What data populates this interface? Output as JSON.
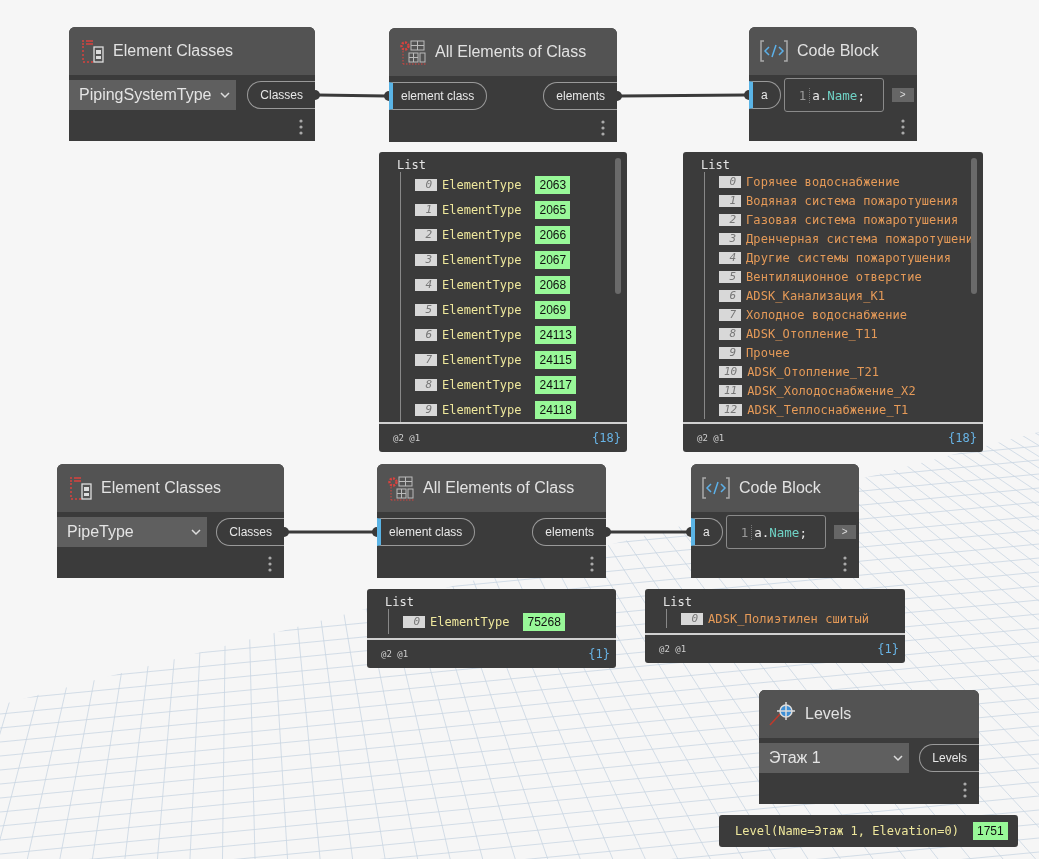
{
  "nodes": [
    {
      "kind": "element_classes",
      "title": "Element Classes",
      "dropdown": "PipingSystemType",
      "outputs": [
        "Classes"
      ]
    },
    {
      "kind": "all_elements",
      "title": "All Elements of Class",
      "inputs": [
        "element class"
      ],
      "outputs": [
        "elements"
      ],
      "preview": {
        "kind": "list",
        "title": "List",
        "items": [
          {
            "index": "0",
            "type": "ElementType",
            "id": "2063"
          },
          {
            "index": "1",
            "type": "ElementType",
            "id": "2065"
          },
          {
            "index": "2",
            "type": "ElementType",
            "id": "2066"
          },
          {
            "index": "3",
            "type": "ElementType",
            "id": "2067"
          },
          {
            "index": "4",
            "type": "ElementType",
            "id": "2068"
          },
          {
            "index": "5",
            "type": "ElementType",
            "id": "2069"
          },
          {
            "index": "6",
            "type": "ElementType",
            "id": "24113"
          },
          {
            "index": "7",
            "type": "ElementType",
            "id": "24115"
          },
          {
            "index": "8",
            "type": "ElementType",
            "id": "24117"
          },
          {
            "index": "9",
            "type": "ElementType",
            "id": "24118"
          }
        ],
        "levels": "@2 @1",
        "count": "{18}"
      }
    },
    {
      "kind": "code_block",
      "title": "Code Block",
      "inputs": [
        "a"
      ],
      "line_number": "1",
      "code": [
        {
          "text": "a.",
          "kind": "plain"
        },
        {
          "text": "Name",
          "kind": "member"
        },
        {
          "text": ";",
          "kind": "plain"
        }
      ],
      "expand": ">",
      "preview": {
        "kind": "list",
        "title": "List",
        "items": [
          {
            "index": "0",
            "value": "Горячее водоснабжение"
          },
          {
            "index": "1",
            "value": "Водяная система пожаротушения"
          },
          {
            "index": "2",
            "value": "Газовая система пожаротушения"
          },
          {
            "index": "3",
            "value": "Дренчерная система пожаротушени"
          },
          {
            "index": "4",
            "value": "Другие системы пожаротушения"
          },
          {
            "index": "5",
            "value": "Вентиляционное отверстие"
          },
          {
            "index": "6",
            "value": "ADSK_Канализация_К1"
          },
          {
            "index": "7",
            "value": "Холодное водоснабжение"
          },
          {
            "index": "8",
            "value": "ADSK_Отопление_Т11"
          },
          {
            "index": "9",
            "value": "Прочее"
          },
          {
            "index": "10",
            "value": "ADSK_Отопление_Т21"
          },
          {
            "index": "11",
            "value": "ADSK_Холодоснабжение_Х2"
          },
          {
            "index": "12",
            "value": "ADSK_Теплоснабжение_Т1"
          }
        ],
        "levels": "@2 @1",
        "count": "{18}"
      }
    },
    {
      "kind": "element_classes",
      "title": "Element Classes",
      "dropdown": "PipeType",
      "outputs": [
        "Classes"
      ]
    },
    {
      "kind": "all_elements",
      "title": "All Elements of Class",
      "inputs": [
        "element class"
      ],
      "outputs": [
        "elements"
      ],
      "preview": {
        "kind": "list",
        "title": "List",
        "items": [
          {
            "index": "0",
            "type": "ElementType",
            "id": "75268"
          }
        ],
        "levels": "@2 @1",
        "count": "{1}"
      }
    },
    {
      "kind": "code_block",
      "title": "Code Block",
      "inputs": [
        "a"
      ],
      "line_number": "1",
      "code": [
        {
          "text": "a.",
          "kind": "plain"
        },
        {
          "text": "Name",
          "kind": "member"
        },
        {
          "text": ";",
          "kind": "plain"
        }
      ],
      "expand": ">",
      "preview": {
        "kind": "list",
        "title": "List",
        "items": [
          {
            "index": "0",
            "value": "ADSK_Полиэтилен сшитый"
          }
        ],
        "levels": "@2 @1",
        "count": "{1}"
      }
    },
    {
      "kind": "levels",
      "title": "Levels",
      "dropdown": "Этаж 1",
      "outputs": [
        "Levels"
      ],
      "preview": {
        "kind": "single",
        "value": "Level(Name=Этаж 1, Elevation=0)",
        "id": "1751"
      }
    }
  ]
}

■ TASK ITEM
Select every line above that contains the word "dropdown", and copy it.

■ SOLUTION FOR THIS PROBLEM
      "dropdown": "PipingSystemType",
      "dropdown": "PipeType",
      "dropdown": "Этаж 1",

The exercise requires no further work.